Today’s sales people have many methods of closing deals, and for some it’s easier than others. A lot of it depends on the quality, price, and demand for your product or service, all of which can be amplified with the right tools. More companies than ever are turning to the continually evolving world of marketing to create resources for their sales teams and to generate or increase brand awareness. Marketing – and its parallel relationship to sales – are about so much more than creating fancy flyers about your latest product or promotion. Marketing does something that a sales team alone can’t do: create opportunities where there were none by increasing brand visibility on all fronts and then supporting the sales team with the resources necessary to enrich the selling process by speaking to the needs of the customer on a personal (or organizational) level. This requires insight, data, the ability to relate and identify with consumers, story-telling skills, and the creation of compelling content that will lead to conversions.
And what many companies don’t understand about this process is that it often works as much (if not more) behind the scenes as it does outwardly and in-your-face. So much of the marketing world is measured by its effectiveness in capturing leads that convert to sales in an immediate way; however the unseen, intangible results (the part of the iceberg that is under the water) are just as crucial to a business’s success. For every opportunity captured there are multiples more being born, and the length of time it may take to nurture those opportunities into full-blown customers may depend on the prospect’s budget, company initiatives, workload, decision-making ability, and the effectiveness of your company’s sales team.

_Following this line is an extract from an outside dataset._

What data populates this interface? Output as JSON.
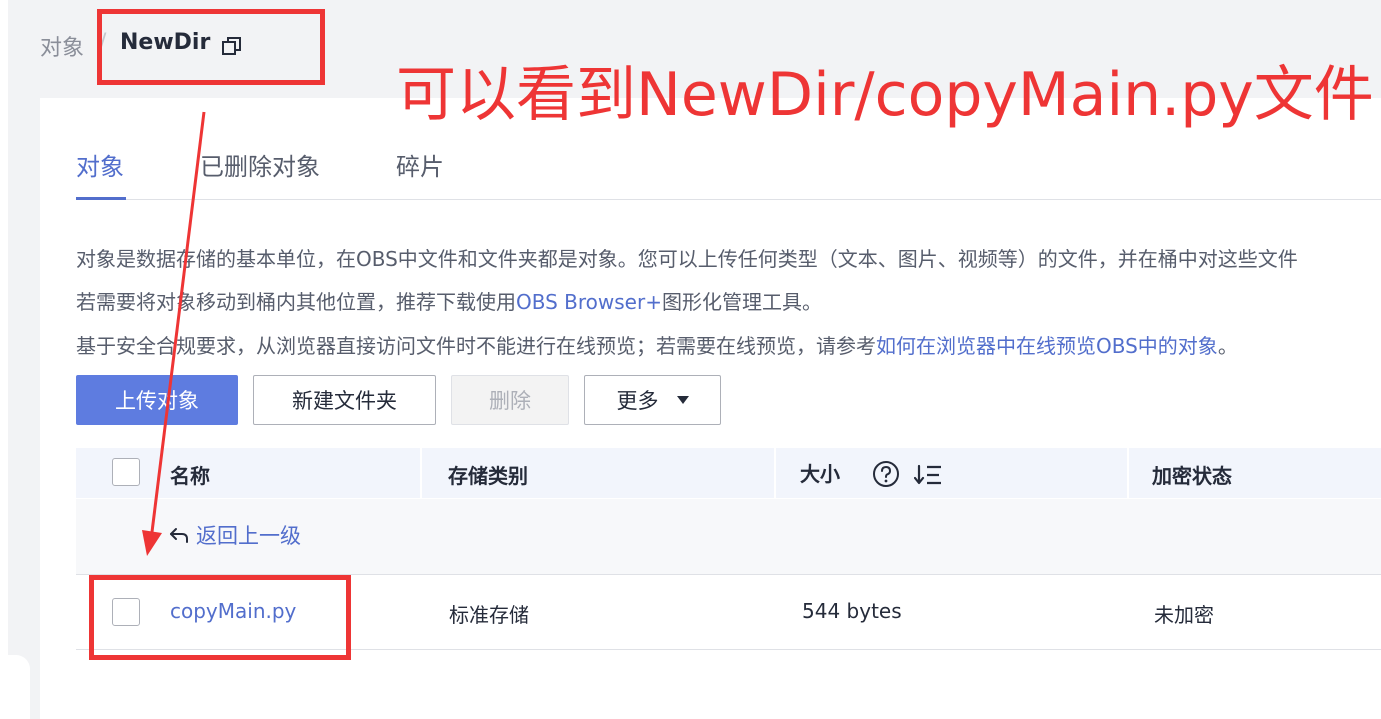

So think of marketing like the lifecycle of the butterfly. Most people would equate victory with only the emergence of the beautiful monarch, not recognizing that the butterfly wasn’t born looking so regal and enchanting. While the finished product or end result is what most companies focus on, the formative stages that often go unseen for weeks or months are what a marketing department is continually working to build.
Many sales-focused organizations miss or fail to recognize the metamorphosis that is about to occur while the “butterfly” is in its caterpillar or chrysalis (cocoon) stage, equating ROI only to spikes in the sales forecast.
This can make marketing impact and metrics a little more complicated to measure – it’s not always so black and white. Much of the transformation of opportunities to sales also depends on the relationship between sales and marketing and how well strategies are communicated and executed. A well-supported marketing program hands-down makes your sales team more effective and helps them catch more butterflies.
Here’s How to Nourish, Preserve, and Grow Your Butterfly Population
Use original content – Always!
An investment in a team member with a strong background in writing, an understanding of your industry and subject matter, and a creative spirit is one of the wisest and most profitable investments your company will ever make. Nothing will stunt your growth faster than failing to invest in the marketing of your company. Without a copy writer or a team of marketing professionals, some companies try to take the DIY approach to branding and communications and don’t understand the risks involved.